START PROVIDED MATERIAL

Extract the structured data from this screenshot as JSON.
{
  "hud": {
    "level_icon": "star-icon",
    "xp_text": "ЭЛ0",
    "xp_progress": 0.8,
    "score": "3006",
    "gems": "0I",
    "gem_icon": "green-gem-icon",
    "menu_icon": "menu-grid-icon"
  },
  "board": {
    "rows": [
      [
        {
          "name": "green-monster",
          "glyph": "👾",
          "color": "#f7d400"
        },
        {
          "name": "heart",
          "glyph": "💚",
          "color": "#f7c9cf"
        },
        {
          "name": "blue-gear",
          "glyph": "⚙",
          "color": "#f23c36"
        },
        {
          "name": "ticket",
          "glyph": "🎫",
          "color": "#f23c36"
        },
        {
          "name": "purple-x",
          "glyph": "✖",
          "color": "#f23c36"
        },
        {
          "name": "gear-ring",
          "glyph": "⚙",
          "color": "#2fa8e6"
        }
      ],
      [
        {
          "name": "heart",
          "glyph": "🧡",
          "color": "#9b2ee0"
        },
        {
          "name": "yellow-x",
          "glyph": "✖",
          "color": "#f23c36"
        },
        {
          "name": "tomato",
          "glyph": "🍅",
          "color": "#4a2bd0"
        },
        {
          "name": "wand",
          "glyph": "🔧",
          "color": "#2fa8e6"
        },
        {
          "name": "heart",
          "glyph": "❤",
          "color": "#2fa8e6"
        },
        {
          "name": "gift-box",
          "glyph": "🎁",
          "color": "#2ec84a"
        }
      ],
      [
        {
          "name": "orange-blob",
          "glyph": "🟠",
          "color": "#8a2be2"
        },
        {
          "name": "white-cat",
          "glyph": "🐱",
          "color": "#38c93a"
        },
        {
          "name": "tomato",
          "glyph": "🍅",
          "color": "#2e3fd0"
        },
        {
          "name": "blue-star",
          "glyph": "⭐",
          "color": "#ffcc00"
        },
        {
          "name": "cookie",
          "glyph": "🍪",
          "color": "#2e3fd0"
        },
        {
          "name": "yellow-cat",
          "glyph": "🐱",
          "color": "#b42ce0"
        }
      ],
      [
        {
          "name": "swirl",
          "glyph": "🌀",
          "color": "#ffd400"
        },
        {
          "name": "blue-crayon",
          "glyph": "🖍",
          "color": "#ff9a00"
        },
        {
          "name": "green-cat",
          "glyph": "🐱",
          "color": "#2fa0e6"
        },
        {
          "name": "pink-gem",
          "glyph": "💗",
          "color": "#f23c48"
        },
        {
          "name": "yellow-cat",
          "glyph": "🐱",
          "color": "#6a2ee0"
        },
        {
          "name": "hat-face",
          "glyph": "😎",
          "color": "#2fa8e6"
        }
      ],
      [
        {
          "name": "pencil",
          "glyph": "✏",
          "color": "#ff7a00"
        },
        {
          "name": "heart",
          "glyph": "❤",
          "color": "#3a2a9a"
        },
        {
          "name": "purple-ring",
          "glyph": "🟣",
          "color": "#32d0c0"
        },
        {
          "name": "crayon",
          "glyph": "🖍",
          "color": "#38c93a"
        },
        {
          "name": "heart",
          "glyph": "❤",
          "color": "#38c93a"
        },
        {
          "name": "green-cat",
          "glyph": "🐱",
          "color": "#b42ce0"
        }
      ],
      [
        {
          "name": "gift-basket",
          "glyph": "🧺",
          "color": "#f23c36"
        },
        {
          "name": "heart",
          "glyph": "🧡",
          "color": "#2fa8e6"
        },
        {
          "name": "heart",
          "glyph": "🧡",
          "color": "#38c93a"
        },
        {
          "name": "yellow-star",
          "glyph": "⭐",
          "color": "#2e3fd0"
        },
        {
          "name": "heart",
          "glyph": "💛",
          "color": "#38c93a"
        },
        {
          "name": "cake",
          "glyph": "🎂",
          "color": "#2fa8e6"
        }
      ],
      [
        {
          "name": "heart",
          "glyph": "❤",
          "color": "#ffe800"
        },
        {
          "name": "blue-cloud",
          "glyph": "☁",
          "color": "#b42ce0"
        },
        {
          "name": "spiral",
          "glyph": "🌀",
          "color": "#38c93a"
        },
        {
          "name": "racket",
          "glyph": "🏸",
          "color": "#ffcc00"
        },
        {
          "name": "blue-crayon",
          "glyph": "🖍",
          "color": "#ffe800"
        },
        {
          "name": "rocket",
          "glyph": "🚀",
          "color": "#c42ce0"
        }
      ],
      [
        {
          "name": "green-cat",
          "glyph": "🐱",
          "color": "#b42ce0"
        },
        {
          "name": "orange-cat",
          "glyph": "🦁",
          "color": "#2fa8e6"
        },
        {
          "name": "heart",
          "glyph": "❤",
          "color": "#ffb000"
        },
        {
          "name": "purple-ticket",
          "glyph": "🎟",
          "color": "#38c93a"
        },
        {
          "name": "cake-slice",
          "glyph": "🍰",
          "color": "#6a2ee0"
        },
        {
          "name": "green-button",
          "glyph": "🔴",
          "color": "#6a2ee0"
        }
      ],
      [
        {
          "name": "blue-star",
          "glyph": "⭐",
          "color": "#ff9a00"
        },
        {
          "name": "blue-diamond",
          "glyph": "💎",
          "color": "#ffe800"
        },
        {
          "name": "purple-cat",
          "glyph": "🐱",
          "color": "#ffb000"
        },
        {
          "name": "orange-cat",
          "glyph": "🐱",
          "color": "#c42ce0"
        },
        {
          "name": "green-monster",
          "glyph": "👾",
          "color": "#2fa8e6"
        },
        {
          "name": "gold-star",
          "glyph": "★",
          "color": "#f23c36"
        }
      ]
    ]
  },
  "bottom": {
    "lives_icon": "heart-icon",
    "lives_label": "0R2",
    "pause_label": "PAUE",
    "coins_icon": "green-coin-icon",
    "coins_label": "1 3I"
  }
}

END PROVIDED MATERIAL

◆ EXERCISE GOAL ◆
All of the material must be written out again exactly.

◆ WRITTEN ANSWER ◆
Extract the structured data from this screenshot as JSON.
{
  "hud": {
    "level_icon": "star-icon",
    "xp_text": "ЭЛ0",
    "xp_progress": 0.8,
    "score": "3006",
    "gems": "0I",
    "gem_icon": "green-gem-icon",
    "menu_icon": "menu-grid-icon"
  },
  "board": {
    "rows": [
      [
        {
          "name": "green-monster",
          "glyph": "👾",
          "color": "#f7d400"
        },
        {
          "name": "heart",
          "glyph": "💚",
          "color": "#f7c9cf"
        },
        {
          "name": "blue-gear",
          "glyph": "⚙",
          "color": "#f23c36"
        },
        {
          "name": "ticket",
          "glyph": "🎫",
          "color": "#f23c36"
        },
        {
          "name": "purple-x",
          "glyph": "✖",
          "color": "#f23c36"
        },
        {
          "name": "gear-ring",
          "glyph": "⚙",
          "color": "#2fa8e6"
        }
      ],
      [
        {
          "name": "heart",
          "glyph": "🧡",
          "color": "#9b2ee0"
        },
        {
          "name": "yellow-x",
          "glyph": "✖",
          "color": "#f23c36"
        },
        {
          "name": "tomato",
          "glyph": "🍅",
          "color": "#4a2bd0"
        },
        {
          "name": "wand",
          "glyph": "🔧",
          "color": "#2fa8e6"
        },
        {
          "name": "heart",
          "glyph": "❤",
          "color": "#2fa8e6"
        },
        {
          "name": "gift-box",
          "glyph": "🎁",
          "color": "#2ec84a"
        }
      ],
      [
        {
          "name": "orange-blob",
          "glyph": "🟠",
          "color": "#8a2be2"
        },
        {
          "name": "white-cat",
          "glyph": "🐱",
          "color": "#38c93a"
        },
        {
          "name": "tomato",
          "glyph": "🍅",
          "color": "#2e3fd0"
        },
        {
          "name": "blue-star",
          "glyph": "⭐",
          "color": "#ffcc00"
        },
        {
          "name": "cookie",
          "glyph": "🍪",
          "color": "#2e3fd0"
        },
        {
          "name": "yellow-cat",
          "glyph": "🐱",
          "color": "#b42ce0"
        }
      ],
      [
        {
          "name": "swirl",
          "glyph": "🌀",
          "color": "#ffd400"
        },
        {
          "name": "blue-crayon",
          "glyph": "🖍",
          "color": "#ff9a00"
        },
        {
          "name": "green-cat",
          "glyph": "🐱",
          "color": "#2fa0e6"
        },
        {
          "name": "pink-gem",
          "glyph": "💗",
          "color": "#f23c48"
        },
        {
          "name": "yellow-cat",
          "glyph": "🐱",
          "color": "#6a2ee0"
        },
        {
          "name": "hat-face",
          "glyph": "😎",
          "color": "#2fa8e6"
        }
      ],
      [
        {
          "name": "pencil",
          "glyph": "✏",
          "color": "#ff7a00"
        },
        {
          "name": "heart",
          "glyph": "❤",
          "color": "#3a2a9a"
        },
        {
          "name": "purple-ring",
          "glyph": "🟣",
          "color": "#32d0c0"
        },
        {
          "name": "crayon",
          "glyph": "🖍",
          "color": "#38c93a"
        },
        {
          "name": "heart",
          "glyph": "❤",
          "color": "#38c93a"
        },
        {
          "name": "green-cat",
          "glyph": "🐱",
          "color": "#b42ce0"
        }
      ],
      [
        {
          "name": "gift-basket",
          "glyph": "🧺",
          "color": "#f23c36"
        },
        {
          "name": "heart",
          "glyph": "🧡",
          "color": "#2fa8e6"
        },
        {
          "name": "heart",
          "glyph": "🧡",
          "color": "#38c93a"
        },
        {
          "name": "yellow-star",
          "glyph": "⭐",
          "color": "#2e3fd0"
        },
        {
          "name": "heart",
          "glyph": "💛",
          "color": "#38c93a"
        },
        {
          "name": "cake",
          "glyph": "🎂",
          "color": "#2fa8e6"
        }
      ],
      [
        {
          "name": "heart",
          "glyph": "❤",
          "color": "#ffe800"
        },
        {
          "name": "blue-cloud",
          "glyph": "☁",
          "color": "#b42ce0"
        },
        {
          "name": "spiral",
          "glyph": "🌀",
          "color": "#38c93a"
        },
        {
          "name": "racket",
          "glyph": "🏸",
          "color": "#ffcc00"
        },
        {
          "name": "blue-crayon",
          "glyph": "🖍",
          "color": "#ffe800"
        },
        {
          "name": "rocket",
          "glyph": "🚀",
          "color": "#c42ce0"
        }
      ],
      [
        {
          "name": "green-cat",
          "glyph": "🐱",
          "color": "#b42ce0"
        },
        {
          "name": "orange-cat",
          "glyph": "🦁",
          "color": "#2fa8e6"
        },
        {
          "name": "heart",
          "glyph": "❤",
          "color": "#ffb000"
        },
        {
          "name": "purple-ticket",
          "glyph": "🎟",
          "color": "#38c93a"
        },
        {
          "name": "cake-slice",
          "glyph": "🍰",
          "color": "#6a2ee0"
        },
        {
          "name": "green-button",
          "glyph": "🔴",
          "color": "#6a2ee0"
        }
      ],
      [
        {
          "name": "blue-star",
          "glyph": "⭐",
          "color": "#ff9a00"
        },
        {
          "name": "blue-diamond",
          "glyph": "💎",
          "color": "#ffe800"
        },
        {
          "name": "purple-cat",
          "glyph": "🐱",
          "color": "#ffb000"
        },
        {
          "name": "orange-cat",
          "glyph": "🐱",
          "color": "#c42ce0"
        },
        {
          "name": "green-monster",
          "glyph": "👾",
          "color": "#2fa8e6"
        },
        {
          "name": "gold-star",
          "glyph": "★",
          "color": "#f23c36"
        }
      ]
    ]
  },
  "bottom": {
    "lives_icon": "heart-icon",
    "lives_label": "0R2",
    "pause_label": "PAUE",
    "coins_icon": "green-coin-icon",
    "coins_label": "1 3I"
  }
}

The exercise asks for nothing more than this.